Former Prime Minister Ehud Olmert dismissed Saturday reports linking him to the Holyland bribery affair and suggesting he may soon be detained.
Speaking to Ynet, Olmert said: "In recent days, under cover of a gag order, attempts have been made to link me to things and acts that are unconnected to me."
"This happened in respect to similar affairs in the past, where baseless serious suspicions and charges against me were disproved," he said. "This is what's happening this time too."
"As I claimed all along, and as had been proven to be absolutely true thus far, I've never taken a bribe in my life," the former PM said.
The former PM, who is currently in Spain in order to attend a soccer game, told Channel 2 earlier Saturday that he was surprised by reports that he was linked to the Holyland affair, which a judge said was among "the gravest in Israel's history."
"I traveled aboard about two weeks ago in line with a plan that was scheduled in advance many weeks ago," he said. "I heard about the reports. I must say that nobody approached me or my attorneys – even though my lawyers met with state prosecutors at court only two days ago."
The former PM, who served as Jerusalem's mayor at the time the grandiose Holyland project – which some refer to as "monstrous" – was approved, added that "I don't understand what's the commotion all about. I am of course surprised and deny any link to all the hints made about this subject."
Olmert added that he will return to Israel on the weekend as planned.

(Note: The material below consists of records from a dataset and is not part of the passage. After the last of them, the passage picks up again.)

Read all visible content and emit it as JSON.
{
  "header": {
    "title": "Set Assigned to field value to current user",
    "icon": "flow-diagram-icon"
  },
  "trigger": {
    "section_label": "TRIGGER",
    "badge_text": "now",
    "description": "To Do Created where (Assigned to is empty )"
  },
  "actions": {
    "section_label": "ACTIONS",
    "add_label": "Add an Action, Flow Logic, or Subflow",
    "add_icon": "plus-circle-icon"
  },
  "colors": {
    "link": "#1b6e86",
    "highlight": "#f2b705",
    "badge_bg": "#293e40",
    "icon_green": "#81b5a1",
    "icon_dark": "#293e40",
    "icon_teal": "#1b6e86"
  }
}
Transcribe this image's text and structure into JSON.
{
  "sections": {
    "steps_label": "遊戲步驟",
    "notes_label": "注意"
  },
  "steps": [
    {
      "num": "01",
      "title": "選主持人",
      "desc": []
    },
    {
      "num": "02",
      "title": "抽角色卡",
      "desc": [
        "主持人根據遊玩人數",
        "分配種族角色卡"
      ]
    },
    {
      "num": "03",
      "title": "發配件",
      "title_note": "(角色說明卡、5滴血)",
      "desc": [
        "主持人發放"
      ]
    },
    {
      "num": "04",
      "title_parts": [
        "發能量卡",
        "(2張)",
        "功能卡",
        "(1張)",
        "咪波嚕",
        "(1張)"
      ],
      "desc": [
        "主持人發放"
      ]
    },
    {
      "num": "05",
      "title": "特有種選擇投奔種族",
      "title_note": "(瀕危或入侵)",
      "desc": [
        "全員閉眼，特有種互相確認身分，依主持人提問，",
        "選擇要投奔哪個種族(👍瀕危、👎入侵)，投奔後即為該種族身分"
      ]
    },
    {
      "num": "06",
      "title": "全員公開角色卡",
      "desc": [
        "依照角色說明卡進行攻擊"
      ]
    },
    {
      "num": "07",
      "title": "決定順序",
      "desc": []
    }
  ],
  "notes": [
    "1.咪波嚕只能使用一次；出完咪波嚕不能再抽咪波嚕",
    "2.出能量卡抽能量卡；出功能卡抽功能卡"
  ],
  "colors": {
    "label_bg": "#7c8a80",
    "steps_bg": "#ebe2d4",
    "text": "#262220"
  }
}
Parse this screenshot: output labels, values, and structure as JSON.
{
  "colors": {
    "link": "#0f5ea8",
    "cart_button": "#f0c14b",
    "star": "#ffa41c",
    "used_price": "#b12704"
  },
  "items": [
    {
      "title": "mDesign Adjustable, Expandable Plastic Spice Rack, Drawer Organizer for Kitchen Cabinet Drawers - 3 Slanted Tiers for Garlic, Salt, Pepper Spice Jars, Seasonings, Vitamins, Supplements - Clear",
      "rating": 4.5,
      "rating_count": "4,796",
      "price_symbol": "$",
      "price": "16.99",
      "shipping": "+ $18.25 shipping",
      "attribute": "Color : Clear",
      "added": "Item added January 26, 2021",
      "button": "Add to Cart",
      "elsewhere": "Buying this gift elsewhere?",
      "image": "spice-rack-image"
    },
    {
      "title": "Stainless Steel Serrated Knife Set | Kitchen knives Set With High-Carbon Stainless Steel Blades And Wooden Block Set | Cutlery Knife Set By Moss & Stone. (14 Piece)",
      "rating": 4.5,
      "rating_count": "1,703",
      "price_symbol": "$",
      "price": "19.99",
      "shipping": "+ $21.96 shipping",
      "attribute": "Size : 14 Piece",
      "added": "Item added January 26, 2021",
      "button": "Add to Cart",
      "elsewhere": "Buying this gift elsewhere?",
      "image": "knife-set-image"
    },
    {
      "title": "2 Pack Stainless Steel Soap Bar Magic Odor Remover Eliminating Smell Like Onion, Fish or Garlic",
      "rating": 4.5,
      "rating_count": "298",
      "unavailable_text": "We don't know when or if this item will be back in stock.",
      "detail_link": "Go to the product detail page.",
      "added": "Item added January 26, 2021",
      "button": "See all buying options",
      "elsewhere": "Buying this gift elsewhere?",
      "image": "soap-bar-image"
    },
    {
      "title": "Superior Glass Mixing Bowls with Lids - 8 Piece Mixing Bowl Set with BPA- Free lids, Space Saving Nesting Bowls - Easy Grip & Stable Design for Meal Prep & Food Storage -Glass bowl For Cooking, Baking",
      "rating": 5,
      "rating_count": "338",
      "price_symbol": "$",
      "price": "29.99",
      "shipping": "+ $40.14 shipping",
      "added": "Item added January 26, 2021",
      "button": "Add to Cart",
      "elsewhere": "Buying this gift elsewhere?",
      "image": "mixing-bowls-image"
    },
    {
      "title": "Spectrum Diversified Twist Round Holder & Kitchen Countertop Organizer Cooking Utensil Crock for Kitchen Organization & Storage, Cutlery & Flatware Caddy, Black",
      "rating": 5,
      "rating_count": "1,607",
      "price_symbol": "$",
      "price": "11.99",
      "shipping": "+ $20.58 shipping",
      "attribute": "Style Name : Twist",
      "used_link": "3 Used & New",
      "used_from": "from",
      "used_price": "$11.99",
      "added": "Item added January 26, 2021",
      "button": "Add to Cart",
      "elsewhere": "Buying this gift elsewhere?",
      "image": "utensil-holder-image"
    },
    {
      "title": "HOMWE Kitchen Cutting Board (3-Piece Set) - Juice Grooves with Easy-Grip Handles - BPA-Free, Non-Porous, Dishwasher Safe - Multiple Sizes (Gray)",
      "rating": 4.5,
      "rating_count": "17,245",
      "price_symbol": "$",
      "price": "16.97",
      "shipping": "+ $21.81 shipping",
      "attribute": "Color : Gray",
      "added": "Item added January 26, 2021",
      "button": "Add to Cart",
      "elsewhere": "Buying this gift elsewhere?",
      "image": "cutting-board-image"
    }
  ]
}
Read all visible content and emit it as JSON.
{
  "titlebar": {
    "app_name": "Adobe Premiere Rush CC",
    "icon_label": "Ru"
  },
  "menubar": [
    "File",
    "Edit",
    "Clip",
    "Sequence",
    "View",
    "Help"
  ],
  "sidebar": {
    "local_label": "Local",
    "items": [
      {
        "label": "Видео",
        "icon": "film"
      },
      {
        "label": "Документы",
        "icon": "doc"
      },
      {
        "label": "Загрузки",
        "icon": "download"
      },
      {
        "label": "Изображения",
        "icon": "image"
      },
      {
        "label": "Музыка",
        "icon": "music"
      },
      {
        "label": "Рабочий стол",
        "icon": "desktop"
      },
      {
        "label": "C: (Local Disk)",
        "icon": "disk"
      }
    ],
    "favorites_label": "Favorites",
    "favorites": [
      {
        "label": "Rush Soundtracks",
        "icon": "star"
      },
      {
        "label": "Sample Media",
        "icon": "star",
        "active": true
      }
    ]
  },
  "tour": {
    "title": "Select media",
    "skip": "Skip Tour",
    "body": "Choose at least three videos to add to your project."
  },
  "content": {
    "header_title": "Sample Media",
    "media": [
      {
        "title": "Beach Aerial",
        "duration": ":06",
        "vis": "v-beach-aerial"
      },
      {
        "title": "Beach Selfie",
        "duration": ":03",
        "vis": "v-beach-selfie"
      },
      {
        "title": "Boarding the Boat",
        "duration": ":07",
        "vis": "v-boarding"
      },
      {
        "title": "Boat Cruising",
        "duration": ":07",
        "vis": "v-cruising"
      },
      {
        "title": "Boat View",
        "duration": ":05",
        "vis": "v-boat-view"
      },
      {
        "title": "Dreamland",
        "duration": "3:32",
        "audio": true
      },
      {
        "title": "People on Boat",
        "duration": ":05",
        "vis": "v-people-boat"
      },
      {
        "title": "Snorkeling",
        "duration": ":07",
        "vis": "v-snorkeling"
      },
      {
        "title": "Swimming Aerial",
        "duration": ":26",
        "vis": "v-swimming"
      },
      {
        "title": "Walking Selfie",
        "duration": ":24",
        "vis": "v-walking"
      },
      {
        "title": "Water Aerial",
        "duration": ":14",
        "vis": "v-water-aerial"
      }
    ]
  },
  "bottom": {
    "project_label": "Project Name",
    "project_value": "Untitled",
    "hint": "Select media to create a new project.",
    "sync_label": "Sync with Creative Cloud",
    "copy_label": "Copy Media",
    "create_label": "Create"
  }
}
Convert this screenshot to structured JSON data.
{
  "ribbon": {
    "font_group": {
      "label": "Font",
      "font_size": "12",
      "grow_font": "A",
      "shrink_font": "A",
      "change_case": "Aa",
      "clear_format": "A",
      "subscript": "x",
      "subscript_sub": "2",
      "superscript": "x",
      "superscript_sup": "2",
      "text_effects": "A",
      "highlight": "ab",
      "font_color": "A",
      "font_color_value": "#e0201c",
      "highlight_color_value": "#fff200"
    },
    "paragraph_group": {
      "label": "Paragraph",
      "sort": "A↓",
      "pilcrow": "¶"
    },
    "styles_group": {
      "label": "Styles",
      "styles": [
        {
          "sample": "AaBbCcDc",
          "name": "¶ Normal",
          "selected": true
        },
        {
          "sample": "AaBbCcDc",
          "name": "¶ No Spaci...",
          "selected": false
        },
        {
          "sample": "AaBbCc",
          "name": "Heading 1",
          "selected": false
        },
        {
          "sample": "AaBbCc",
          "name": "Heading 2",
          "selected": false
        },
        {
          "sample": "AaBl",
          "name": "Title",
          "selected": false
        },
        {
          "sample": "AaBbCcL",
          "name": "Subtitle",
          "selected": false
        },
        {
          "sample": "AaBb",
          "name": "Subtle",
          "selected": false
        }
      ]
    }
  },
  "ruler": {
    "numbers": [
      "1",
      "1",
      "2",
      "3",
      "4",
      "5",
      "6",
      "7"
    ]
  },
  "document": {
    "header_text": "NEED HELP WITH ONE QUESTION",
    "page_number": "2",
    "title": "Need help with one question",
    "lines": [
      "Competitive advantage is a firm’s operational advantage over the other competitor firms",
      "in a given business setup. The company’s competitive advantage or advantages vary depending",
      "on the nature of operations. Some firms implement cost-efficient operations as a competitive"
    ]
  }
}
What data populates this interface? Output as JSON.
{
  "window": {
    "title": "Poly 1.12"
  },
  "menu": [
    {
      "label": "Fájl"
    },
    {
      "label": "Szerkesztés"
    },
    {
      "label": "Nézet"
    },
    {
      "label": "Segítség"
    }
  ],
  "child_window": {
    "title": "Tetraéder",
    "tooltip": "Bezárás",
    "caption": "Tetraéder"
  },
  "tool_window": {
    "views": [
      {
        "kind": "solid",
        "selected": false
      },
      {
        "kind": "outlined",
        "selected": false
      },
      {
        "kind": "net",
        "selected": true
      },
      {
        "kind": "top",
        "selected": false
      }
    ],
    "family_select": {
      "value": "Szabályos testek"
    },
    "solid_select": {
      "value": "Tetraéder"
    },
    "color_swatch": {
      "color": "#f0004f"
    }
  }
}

"In the event the police wish to talk to me or interrogate me they will summon me, and as I did before as a prime minister on many occasions I will of course show up and fulfill my duty," he said.